Malaysia’s Islamic Development Department, aka JAKIM, has a date this week at the United Nations headquarters in Geneva. A representative from the organization will be assisting Malaysian delegates at the third Universal Periodic Review (UPR), where member countries come together to review human rights records among themselves.
If you’re unfamiliar with the format, each state is given a platform to speak on the improvement of human rights situations in their countries, and their steps to “fulfill their human rights obligations,” according to the UN body.
JAKIM’s director-general, Mohamad Nordin Ibrahim, has said that their perspective on several matters will be touched on, including child marriage and LGBTQ+ issues.
For the record, we’re currently batting 0-2 on both topics in the eyes of the world. Not helping matters was the case of an 11-year-old girl “marrying” her 43-year-old paramour making international headlines earlier this year. He was never charged with grooming, despite stringent laws against it, and word from The Guardian is that the two are believed to have had a sexual relationship.
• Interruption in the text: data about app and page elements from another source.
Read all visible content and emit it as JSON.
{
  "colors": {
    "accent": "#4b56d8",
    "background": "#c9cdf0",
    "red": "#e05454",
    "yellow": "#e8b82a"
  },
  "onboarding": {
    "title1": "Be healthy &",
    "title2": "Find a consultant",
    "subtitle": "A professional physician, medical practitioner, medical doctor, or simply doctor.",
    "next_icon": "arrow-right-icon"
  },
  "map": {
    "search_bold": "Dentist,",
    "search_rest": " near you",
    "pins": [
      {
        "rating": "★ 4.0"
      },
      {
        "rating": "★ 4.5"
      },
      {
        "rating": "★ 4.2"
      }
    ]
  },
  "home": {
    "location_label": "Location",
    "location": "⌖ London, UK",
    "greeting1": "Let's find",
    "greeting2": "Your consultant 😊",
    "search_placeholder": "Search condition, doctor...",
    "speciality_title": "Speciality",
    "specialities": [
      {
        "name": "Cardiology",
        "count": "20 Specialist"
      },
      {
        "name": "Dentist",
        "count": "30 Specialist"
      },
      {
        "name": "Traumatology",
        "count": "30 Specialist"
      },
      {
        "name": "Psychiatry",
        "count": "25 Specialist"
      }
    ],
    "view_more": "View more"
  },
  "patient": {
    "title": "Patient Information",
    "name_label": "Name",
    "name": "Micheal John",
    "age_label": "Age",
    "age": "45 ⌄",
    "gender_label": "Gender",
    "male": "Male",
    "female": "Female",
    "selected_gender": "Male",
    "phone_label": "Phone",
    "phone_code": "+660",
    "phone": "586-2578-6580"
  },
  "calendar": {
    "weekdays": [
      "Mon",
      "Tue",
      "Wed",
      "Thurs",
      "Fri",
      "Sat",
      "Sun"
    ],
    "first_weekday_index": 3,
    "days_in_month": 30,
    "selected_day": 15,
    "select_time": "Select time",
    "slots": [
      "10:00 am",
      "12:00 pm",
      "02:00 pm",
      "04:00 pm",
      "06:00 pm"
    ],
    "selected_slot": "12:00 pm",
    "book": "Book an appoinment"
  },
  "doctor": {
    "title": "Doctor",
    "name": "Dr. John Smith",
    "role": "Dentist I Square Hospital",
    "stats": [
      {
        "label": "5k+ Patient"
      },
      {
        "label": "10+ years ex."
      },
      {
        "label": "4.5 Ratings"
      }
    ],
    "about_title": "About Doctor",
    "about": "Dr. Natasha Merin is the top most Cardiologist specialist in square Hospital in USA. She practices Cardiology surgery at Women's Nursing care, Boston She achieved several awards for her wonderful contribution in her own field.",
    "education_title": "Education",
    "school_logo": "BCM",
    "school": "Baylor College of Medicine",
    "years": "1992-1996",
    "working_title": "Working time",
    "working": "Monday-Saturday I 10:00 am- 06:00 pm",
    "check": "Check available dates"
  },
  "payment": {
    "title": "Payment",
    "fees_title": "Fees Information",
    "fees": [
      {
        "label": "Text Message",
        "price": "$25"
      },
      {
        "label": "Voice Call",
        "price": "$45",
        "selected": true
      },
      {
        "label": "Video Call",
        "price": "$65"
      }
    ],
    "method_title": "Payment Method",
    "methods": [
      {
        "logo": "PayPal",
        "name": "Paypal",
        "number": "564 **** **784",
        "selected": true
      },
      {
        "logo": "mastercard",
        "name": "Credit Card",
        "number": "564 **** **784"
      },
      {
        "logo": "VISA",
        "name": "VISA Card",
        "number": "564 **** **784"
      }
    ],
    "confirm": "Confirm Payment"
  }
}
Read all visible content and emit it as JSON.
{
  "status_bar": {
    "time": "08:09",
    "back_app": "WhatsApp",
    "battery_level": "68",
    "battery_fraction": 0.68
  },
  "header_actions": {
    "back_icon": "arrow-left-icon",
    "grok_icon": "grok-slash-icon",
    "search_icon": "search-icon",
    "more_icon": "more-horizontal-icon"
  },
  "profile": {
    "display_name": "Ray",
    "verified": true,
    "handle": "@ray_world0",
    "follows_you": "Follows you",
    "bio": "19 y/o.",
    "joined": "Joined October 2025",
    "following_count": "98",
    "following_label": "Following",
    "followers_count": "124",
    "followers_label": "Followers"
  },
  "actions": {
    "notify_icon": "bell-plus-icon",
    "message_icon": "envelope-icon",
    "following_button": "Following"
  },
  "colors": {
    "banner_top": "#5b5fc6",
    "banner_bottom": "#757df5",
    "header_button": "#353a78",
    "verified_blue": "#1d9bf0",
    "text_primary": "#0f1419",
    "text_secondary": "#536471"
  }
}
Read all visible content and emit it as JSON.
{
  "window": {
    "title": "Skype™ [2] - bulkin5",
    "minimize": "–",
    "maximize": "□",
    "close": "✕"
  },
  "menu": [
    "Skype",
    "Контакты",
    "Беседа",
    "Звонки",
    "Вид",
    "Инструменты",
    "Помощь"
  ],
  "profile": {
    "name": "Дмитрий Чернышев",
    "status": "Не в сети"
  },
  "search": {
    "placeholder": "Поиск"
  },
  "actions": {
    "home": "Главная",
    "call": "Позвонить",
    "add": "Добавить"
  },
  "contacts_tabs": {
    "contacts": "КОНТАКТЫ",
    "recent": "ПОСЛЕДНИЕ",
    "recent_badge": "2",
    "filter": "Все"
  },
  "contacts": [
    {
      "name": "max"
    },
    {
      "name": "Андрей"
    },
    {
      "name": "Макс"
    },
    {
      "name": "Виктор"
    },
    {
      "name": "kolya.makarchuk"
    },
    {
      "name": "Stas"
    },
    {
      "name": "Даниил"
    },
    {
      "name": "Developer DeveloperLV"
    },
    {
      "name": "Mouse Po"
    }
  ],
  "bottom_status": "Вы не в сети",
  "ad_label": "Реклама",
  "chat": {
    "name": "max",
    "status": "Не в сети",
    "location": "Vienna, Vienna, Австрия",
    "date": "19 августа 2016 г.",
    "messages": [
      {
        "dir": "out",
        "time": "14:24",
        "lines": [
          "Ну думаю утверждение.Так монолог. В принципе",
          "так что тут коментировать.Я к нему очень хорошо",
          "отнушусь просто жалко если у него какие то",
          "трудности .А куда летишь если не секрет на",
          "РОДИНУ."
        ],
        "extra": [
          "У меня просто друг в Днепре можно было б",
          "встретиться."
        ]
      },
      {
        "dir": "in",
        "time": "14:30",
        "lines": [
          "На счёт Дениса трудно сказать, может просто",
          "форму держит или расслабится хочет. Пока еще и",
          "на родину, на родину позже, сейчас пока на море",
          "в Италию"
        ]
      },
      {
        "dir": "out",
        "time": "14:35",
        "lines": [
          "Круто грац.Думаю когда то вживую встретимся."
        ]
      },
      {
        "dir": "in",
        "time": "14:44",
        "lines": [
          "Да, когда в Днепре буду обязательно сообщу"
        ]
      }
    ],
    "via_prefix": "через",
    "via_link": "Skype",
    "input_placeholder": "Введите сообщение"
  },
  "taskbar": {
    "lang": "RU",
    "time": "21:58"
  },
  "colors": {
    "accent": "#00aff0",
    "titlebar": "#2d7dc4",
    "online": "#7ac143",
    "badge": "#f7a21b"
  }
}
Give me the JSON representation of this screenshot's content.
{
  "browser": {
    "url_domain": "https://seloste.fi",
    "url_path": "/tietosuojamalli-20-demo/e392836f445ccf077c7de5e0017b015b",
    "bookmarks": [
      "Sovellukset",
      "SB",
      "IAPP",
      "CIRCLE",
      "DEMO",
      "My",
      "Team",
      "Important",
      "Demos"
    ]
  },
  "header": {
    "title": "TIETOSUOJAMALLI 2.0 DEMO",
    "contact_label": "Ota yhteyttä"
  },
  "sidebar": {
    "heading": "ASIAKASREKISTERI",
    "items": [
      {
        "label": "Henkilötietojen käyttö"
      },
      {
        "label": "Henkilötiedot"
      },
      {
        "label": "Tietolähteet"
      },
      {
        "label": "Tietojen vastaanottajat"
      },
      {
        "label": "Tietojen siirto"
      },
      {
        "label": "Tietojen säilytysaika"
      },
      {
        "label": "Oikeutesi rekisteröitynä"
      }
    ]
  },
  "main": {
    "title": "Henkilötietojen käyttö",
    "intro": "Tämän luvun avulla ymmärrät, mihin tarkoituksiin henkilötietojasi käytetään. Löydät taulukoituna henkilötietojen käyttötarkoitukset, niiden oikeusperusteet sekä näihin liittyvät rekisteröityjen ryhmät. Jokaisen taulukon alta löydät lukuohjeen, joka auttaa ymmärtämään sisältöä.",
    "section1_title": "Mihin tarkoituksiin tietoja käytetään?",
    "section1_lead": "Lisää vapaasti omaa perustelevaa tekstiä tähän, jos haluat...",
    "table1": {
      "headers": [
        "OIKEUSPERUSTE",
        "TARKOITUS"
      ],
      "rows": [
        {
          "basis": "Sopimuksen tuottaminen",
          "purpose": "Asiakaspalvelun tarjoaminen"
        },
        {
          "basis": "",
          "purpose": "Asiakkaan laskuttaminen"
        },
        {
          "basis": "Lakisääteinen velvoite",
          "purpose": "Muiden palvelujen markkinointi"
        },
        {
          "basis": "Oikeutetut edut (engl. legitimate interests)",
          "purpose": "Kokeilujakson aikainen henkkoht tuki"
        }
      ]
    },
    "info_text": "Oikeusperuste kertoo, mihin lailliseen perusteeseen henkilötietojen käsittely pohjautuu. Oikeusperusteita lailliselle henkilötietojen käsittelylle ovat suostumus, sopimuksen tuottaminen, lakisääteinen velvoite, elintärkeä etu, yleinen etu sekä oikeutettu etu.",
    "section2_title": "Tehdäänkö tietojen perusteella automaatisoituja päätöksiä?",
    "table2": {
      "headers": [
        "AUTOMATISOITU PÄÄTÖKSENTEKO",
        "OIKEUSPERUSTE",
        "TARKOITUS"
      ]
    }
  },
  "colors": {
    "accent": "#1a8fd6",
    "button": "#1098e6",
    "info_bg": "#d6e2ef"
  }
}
Then there are the sundry LGBTQ+ discrimination issues that hit similar levels of both local and international exposure and condemnation. Violence against transgendered citizens? Check. Removal of LGBTQ+activist portraits at a non-political photo exhibition? Double check. Caning of two women accused of lesbian activities, despite the fact that many activists claim the women never had access to proper legal council? Yep, we had that too.
However, Mohamad Nordin does not see these as blemishes on our country’s record, and hopes that with the involvement of JAKIM, the delegations will help our country clarify its stances, and the efforts being made to defend fundamental rights from an Islamic perspective.
“This opportunity can also be used by Malaysia to give the world an overview of the approach taken by the state in defending human rights based on cultural, background and racial origin in our country based on the Federal Constitution and Sharia law,” he wrote on his Facebook account.
Sir, we hope that you’re aware that we’ve also yet to sign the 1951 UN Refugee Convention, because that may come up when you start to talk about human rights.
The Islamic Development Department also hopes that Malaysia’s participation at the UPR will increase the conversation regarding the religion in the country, as well as change views on various matters in the pursuit of unity. He also hopes that JAKIM’s participation will show delegates that Islam is the best religion, bringing blessings to all its people.
No word on what views he’d like to change, nor how the Rohingya refugees living in squalor in our country’s immigration detention camps feel about this statement, but we’re all ears on what he has to say come Nov. 8.
Member states have been taking part in the UPR every five years since 2009, and this will be JAKIM’s second time at the event. The department will be represented by their Deputy Director General of Policy, Judge Mohd Yusoff.